Extracted data >>
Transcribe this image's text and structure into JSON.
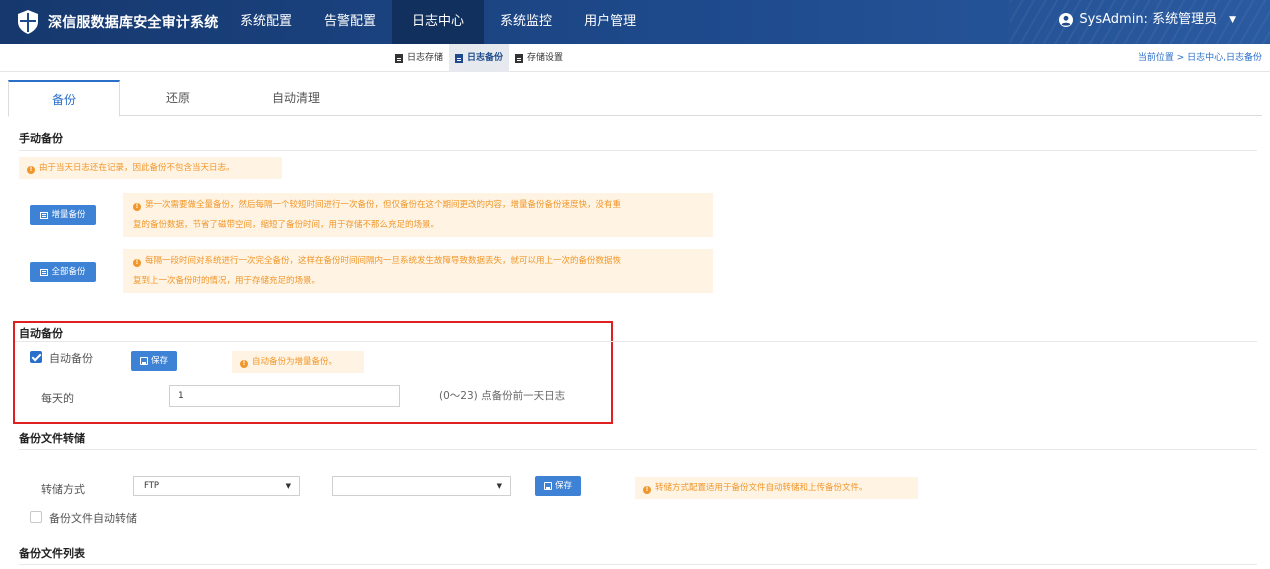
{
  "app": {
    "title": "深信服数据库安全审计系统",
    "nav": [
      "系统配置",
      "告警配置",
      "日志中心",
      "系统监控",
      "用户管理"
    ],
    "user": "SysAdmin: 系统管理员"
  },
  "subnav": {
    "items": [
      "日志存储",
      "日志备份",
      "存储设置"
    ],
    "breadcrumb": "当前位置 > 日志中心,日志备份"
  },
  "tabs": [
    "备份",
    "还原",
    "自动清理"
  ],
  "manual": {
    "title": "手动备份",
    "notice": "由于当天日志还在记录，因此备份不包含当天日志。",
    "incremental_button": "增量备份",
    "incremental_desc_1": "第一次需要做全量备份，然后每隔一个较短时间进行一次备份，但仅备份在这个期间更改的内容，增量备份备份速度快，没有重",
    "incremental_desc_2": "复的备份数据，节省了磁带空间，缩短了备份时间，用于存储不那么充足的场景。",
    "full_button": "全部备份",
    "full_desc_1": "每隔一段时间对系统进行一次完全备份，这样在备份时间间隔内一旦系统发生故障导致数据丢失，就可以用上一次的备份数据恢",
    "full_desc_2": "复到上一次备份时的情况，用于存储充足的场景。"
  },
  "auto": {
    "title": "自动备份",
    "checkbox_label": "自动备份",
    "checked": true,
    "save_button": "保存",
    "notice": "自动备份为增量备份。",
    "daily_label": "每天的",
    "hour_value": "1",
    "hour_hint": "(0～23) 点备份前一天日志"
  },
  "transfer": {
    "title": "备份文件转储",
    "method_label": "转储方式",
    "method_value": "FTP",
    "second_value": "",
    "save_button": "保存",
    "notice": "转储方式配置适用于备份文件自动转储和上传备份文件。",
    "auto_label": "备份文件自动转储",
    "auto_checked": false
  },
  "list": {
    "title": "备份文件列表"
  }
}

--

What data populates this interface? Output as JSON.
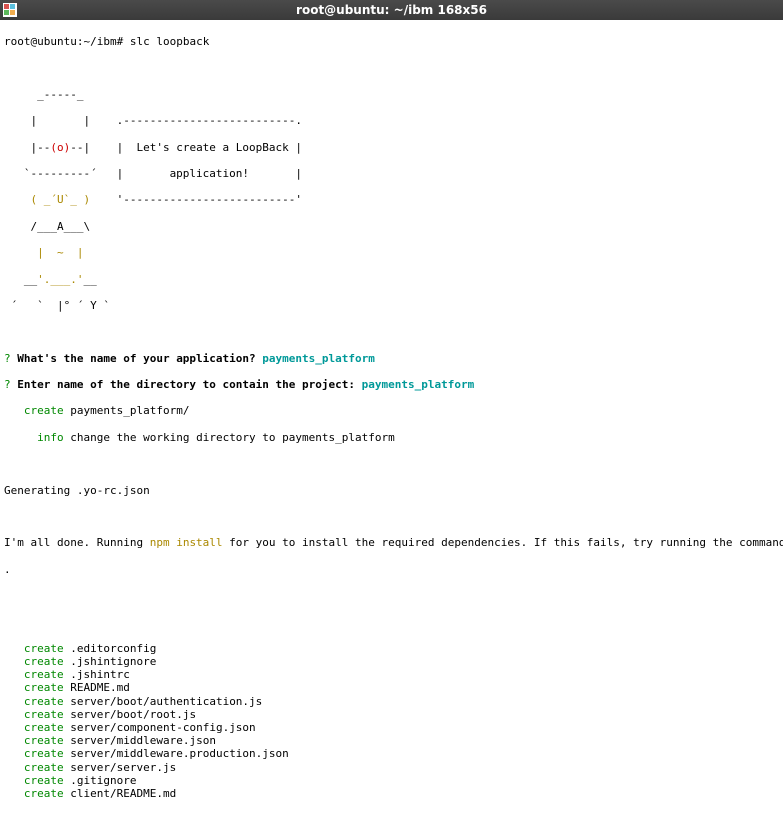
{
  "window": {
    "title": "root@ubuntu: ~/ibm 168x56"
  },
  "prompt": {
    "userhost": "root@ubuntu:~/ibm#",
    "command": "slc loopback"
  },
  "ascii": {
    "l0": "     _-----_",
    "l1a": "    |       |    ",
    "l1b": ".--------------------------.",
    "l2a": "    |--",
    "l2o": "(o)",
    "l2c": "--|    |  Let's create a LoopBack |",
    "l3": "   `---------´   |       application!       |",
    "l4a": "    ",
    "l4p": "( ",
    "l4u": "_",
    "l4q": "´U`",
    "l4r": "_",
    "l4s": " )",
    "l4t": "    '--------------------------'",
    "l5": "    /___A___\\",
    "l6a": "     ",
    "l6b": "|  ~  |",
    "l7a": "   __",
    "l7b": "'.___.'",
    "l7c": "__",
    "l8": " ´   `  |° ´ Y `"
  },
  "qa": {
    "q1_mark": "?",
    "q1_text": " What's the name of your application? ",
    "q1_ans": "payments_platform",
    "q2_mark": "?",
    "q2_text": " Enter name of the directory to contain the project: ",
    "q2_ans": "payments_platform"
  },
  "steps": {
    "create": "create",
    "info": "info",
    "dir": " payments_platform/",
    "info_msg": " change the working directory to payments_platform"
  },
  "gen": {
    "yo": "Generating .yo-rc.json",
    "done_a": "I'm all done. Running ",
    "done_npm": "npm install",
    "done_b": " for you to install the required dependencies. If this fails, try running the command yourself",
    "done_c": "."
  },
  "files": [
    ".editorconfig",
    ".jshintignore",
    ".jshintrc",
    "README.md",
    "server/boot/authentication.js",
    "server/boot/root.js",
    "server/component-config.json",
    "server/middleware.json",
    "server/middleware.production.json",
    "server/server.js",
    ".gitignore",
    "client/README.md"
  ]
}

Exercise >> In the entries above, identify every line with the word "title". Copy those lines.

Result >>
    "title": "深信服数据库安全审计系统",
    "title": "手动备份",
    "title": "自动备份",
    "title": "备份文件转储",
    "title": "备份文件列表"
    "title": "root@ubuntu: ~/ibm 168x56"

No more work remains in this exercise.